More than twelve people shared poetry, some sharing more than just a poem. Almost everyone who attended enjoyed scones, pastries, and various coffees and teas.

“I love poetry and I wanted extra credit in my American Literature class, which I have with Dr. Nickel. I also have something prepared for tonight. My family and I always used to go to my grandfather’s cabin when I was little, so I wrote about that because that was a good part of my childhood,” said Mary Pat Blaskiewicz, a freshman secondary education English major.

“I am taking Professor Nickel’s Craft of Poetry class, and he wanted his students to read a poem. The poem I’m reading tonight is one of the poems I wrote for class. The title is ‘The Soldier,’ and is a quick walk-through of what soldiers do from sign-up until end,” said Rebeka Buczeskie, a senior history pre-law major.

Jeremy Kuba,  freshman occupational therapy major, said he was encouraged by the diversity of people in attendance.

“I’m excited to hear people who aren’t in the English department present and see how good their poetry is. My poem is called ‘Contagious,’ and it’s about my ex-girlfriend and I’m interested to see how people will find it,” said Jeremy.

Others came to not to read, but to listen.

“I came here to listen to my fellow classmates and also to add to my experience. I’ve never really been into poetry, so I thought I could try it out and listen to some,” said Katherine Seaberg, a freshman English writing major.

“I came to this poetry reading because my good friend, Jacob Schweiger, will be reciting his poetry and I really wanted to

support him. I also had hoped

tonight would be fun,” said Mark Seewald, a sophomore Psychology major.

Dr. Patrick Hamilton, Associate Professor and Chair of the English department, said Dr. Nickel arranged a positive environment for young poets who may feel self-conscious about sharing their work.

“I think, very often, students are somewhat reluctant to share their own writing, so I believe this will provide a very comfortable and relaxed environment to share their work,” he said.

After the last poem was read and the last scone was eaten, it was time to end the night. Many left the reading satisfied and happy.

“Tonight was a confidence booster, and I would definitely come to another one of these readings because I love poetry. My favorite part about tonight was being with my poetry class classmates,” said Sierra-lynn Krohnemann,  sophomore English/doctor of physical therapy major.

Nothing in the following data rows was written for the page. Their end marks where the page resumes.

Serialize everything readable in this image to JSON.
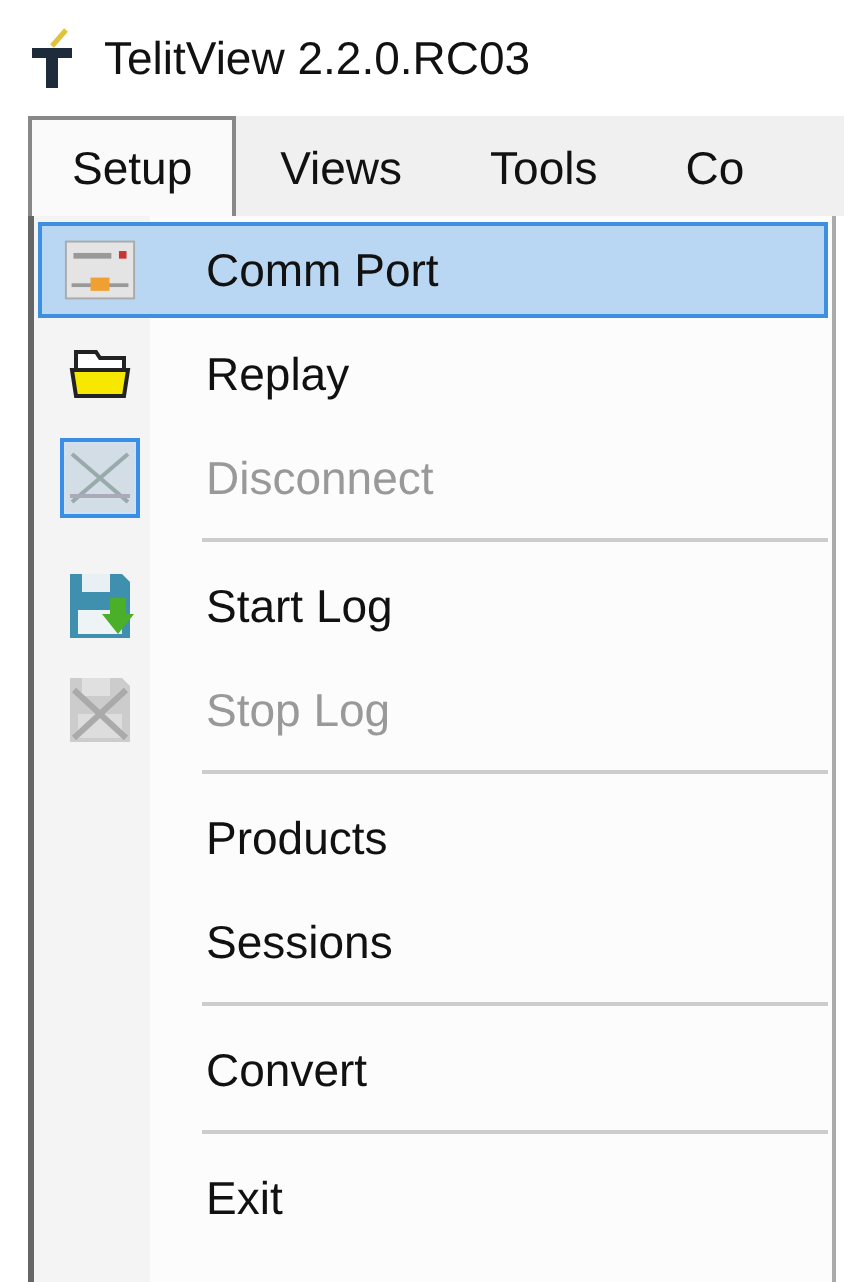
{
  "window": {
    "title": "TelitView 2.2.0.RC03"
  },
  "menubar": [
    {
      "label": "Setup",
      "selected": true
    },
    {
      "label": "Views",
      "selected": false
    },
    {
      "label": "Tools",
      "selected": false
    },
    {
      "label": "Co",
      "selected": false
    }
  ],
  "menu": [
    {
      "kind": "port",
      "label": "Comm Port",
      "selected": true,
      "disabled": false,
      "checked": false
    },
    {
      "kind": "folder",
      "label": "Replay",
      "selected": false,
      "disabled": false,
      "checked": false
    },
    {
      "kind": "disconnect",
      "label": "Disconnect",
      "selected": false,
      "disabled": true,
      "checked": true
    },
    {
      "kind": "separator"
    },
    {
      "kind": "save",
      "label": "Start Log",
      "selected": false,
      "disabled": false,
      "checked": false
    },
    {
      "kind": "stopsave",
      "label": "Stop Log",
      "selected": false,
      "disabled": true,
      "checked": false
    },
    {
      "kind": "separator"
    },
    {
      "kind": "plain",
      "label": "Products",
      "selected": false,
      "disabled": false,
      "checked": false
    },
    {
      "kind": "plain",
      "label": "Sessions",
      "selected": false,
      "disabled": false,
      "checked": false
    },
    {
      "kind": "separator"
    },
    {
      "kind": "plain",
      "label": "Convert",
      "selected": false,
      "disabled": false,
      "checked": false
    },
    {
      "kind": "separator"
    },
    {
      "kind": "plain",
      "label": "Exit",
      "selected": false,
      "disabled": false,
      "checked": false
    }
  ]
}
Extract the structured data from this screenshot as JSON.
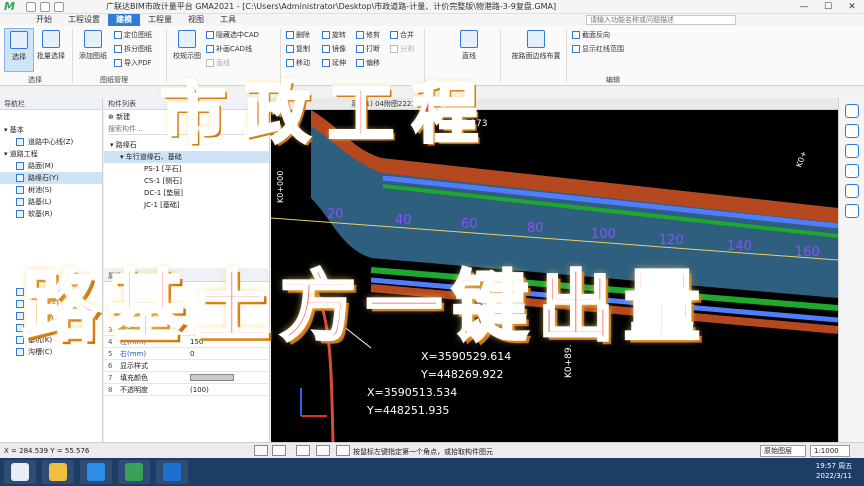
{
  "window": {
    "title": "广联达BIM市政计量平台 GMA2021 - [C:\\Users\\Administrator\\Desktop\\市政道路-计量、计价完整版\\物港路-3-9复盘.GMA]",
    "minimize": "—",
    "maximize": "☐",
    "close": "✕"
  },
  "menu": {
    "tabs": [
      "开始",
      "工程设置",
      "建模",
      "工程量",
      "视图",
      "工具"
    ],
    "active_index": 2,
    "search_placeholder": "请输入功能名称或问题描述"
  },
  "ribbon": {
    "select": "选择",
    "batch_select": "批量选择",
    "select_group": "选择",
    "add_drawing": "添加图纸",
    "locate_drawing": "定位图纸",
    "split_drawing": "拆分图纸",
    "import_pdf": "导入PDF",
    "drawing_group": "图纸管理",
    "correct_drawing": "校规示图",
    "hide_cad": "隐藏选中CAD",
    "fill_cad_line": "补画CAD线",
    "straight_dis": "直线",
    "delete": "删除",
    "copy": "复制",
    "move": "移动",
    "rotate": "旋转",
    "mirror": "镜像",
    "extend": "延伸",
    "trim": "修剪",
    "break": "打断",
    "offset": "偏移",
    "merge": "合并",
    "split": "分割",
    "line": "直线",
    "layout_by_edge": "按路面边线布置",
    "section_reverse": "截面反向",
    "show_red_line": "显示红线范围",
    "edit_group": "编辑"
  },
  "nav": {
    "header": "导航栏",
    "sections": {
      "basic": "基本",
      "road": "道路工程"
    },
    "basic_items": [
      "道路中心线(Z)"
    ],
    "road_items": [
      "路面(M)",
      "路缘石(Y)",
      "树池(S)",
      "路基(L)",
      "软基(R)"
    ],
    "selected_road_item": 1,
    "pipe_items": [
      "雨水管(G)",
      "雨水口(S)",
      "污水井(J)",
      "污水管(P)",
      "基坑(K)",
      "沟槽(C)"
    ]
  },
  "component_list": {
    "header": "构件列表",
    "new_label": "新建",
    "search_placeholder": "搜索构件...",
    "root": "路缘石",
    "selected": "车行道缘石、基础",
    "children": [
      "PS-1 [平石]",
      "CS-1 [侧石]",
      "DC-1 [垫层]",
      "JC-1 [基础]"
    ]
  },
  "properties": {
    "header": "属性",
    "rows": [
      {
        "num": "3",
        "key": "截面尺寸信...",
        "value": ""
      },
      {
        "num": "4",
        "key": "左(mm)",
        "value": "150"
      },
      {
        "num": "5",
        "key": "右(mm)",
        "value": "0"
      },
      {
        "num": "6",
        "key": "显示样式",
        "value": ""
      },
      {
        "num": "7",
        "key": "填充颜色",
        "value": ""
      },
      {
        "num": "8",
        "key": "不透明度",
        "value": "(100)"
      }
    ]
  },
  "canvas": {
    "tab_label": "系) (1)         04附图2222",
    "station_labels": [
      "20",
      "40",
      "60",
      "80",
      "100",
      "120",
      "140",
      "160"
    ],
    "station_start": "K0+000",
    "station_right": "K0+",
    "station_lower": "K0+89.",
    "top_text": "57.173",
    "coord1_x": "X=3590529.614",
    "coord1_y": "Y=448269.922",
    "coord2_x": "X=3590513.534",
    "coord2_y": "Y=448251.935",
    "colors": {
      "road_surface": "#2f5f7e",
      "curb_band": "#b5481e",
      "green_line": "#1fa82e",
      "blue_line": "#4f7dfd",
      "station_text": "#8c4dff",
      "coord_text": "#ffffff",
      "alignment": "#e8cf6a"
    }
  },
  "overlay": {
    "title": "市政工程",
    "subtitle": "路基土方一键出量",
    "color": "#ff4040"
  },
  "status": {
    "coord": "X = 284.539 Y = 55.576",
    "hint": "按鼠标左键指定第一个角点，或拾取构件图元",
    "layer": "原始图层",
    "scale": "1:1000"
  },
  "clock": {
    "time": "19:57 周五",
    "date": "2022/3/11"
  }
}
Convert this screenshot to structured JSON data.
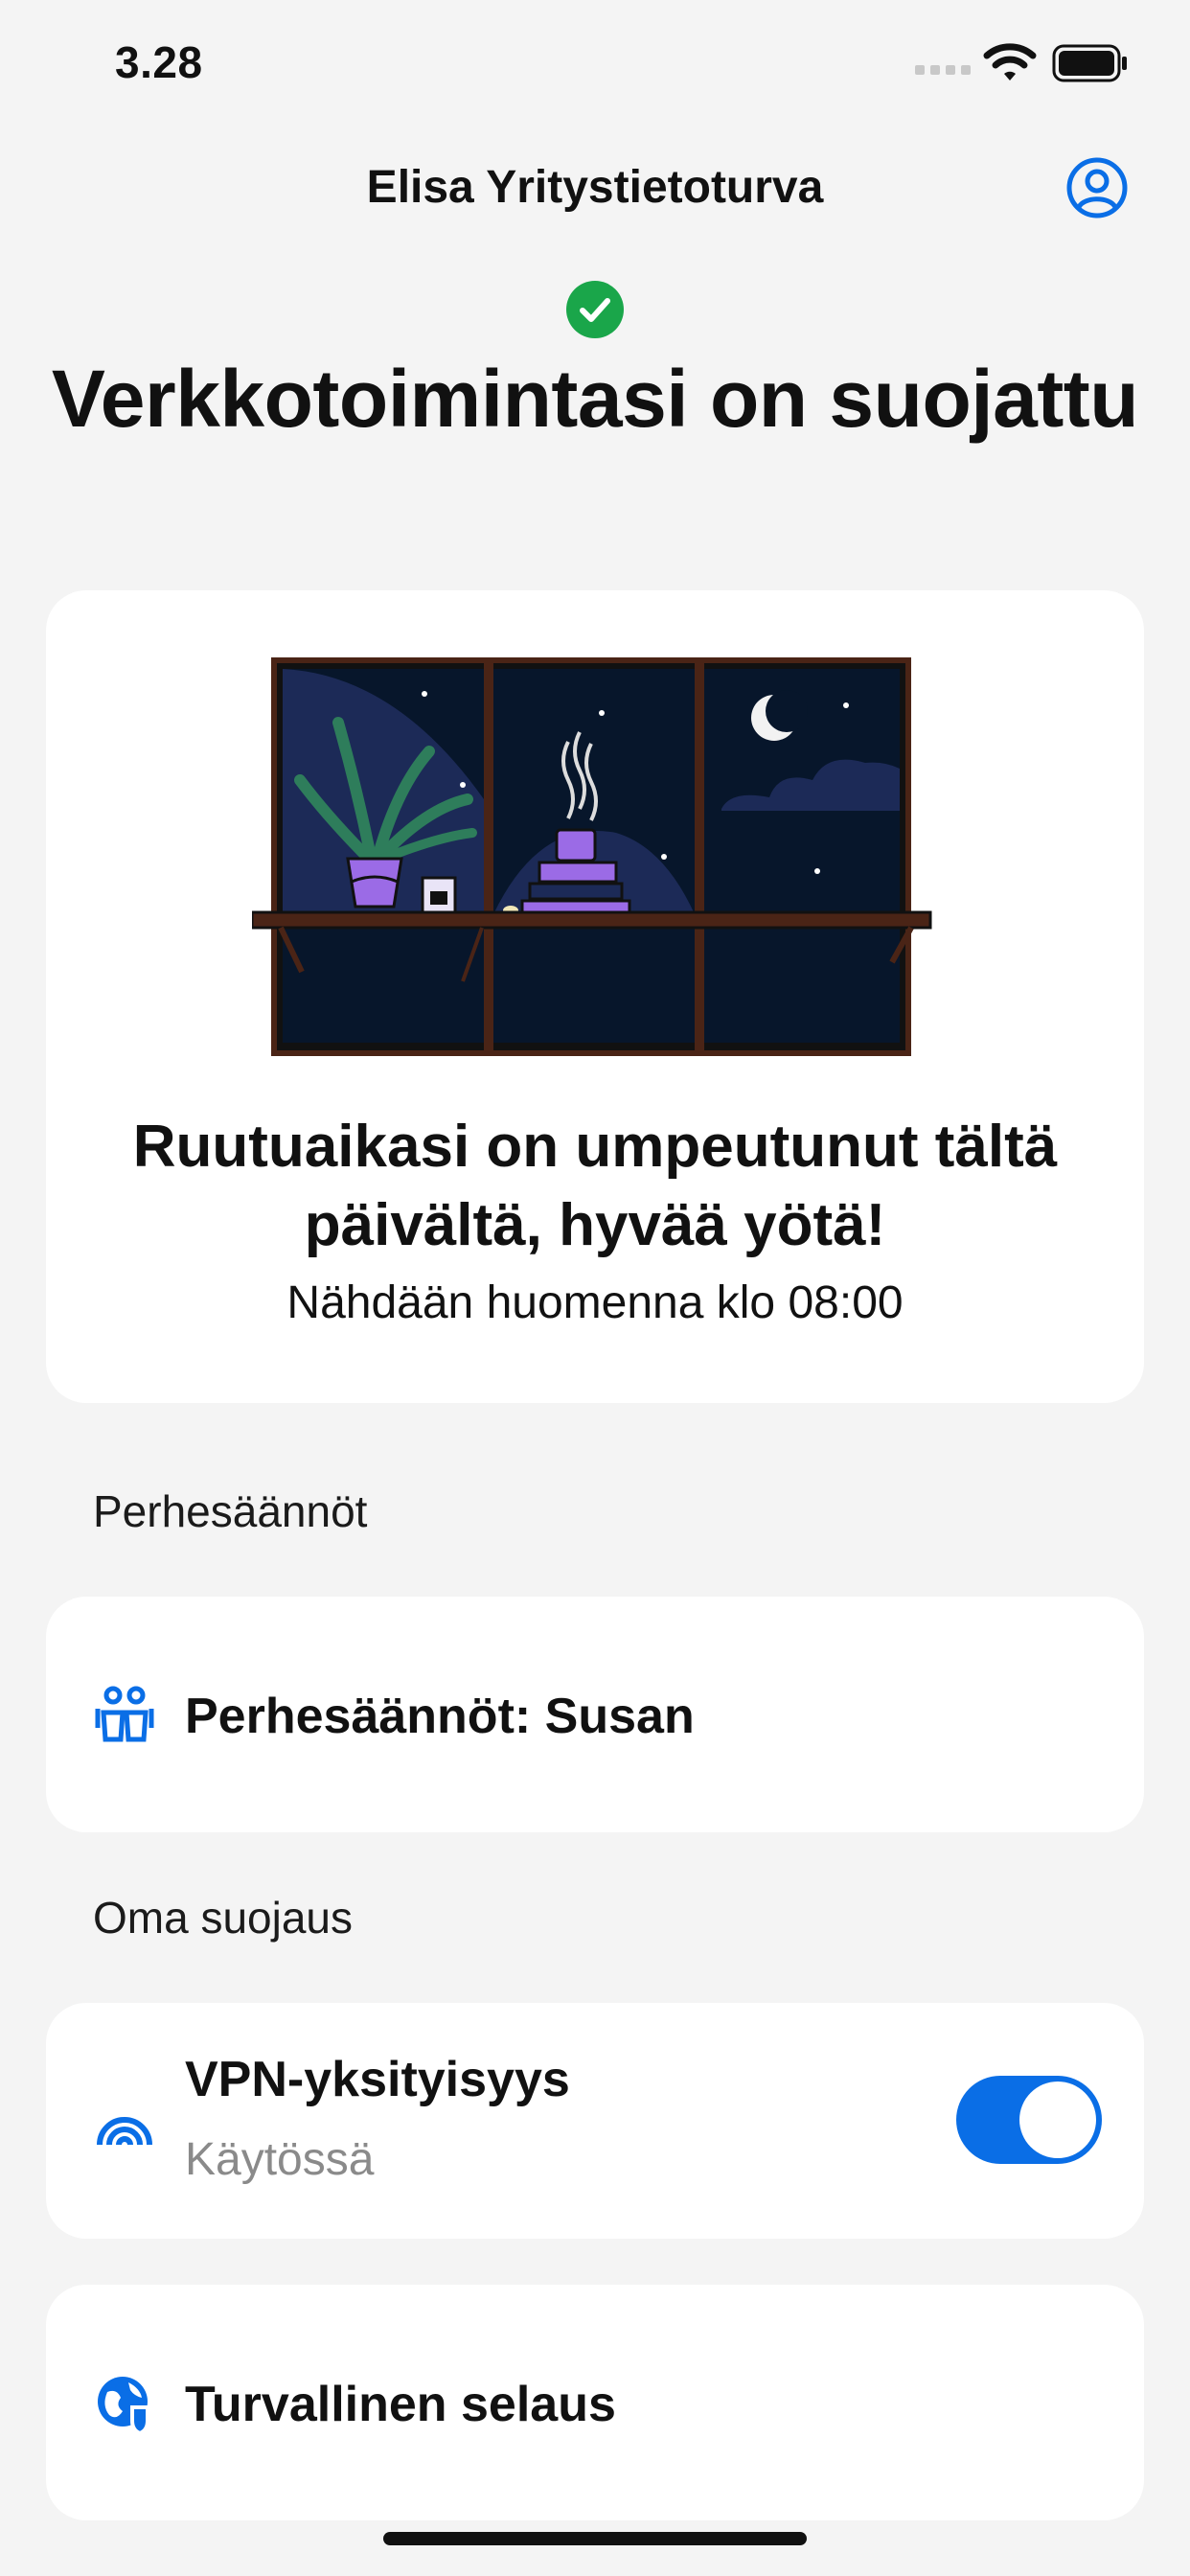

“I think the poetry reading was a rousing success to see that everyone enjoyed it and got to read whatever they want. I probably would come to another one of these readings and I just really enjoyed seeing everyone having a great time,” said Jason Hauze, a sophomore English major and communications minor.

Jacob Schweiger, junior philosophy/doctor of physical therapy major, read his poem “Cross of Responsibility,” which is about how everyone has a responsibility to humanity to be the best they can be.  He said the best part of the event was the artists sharing their art.

“The entire event seemed to be an excellent way of connecting both students and professors. The highlight of the night was seeing so many faculty and students together in one place doing something they love,” he said.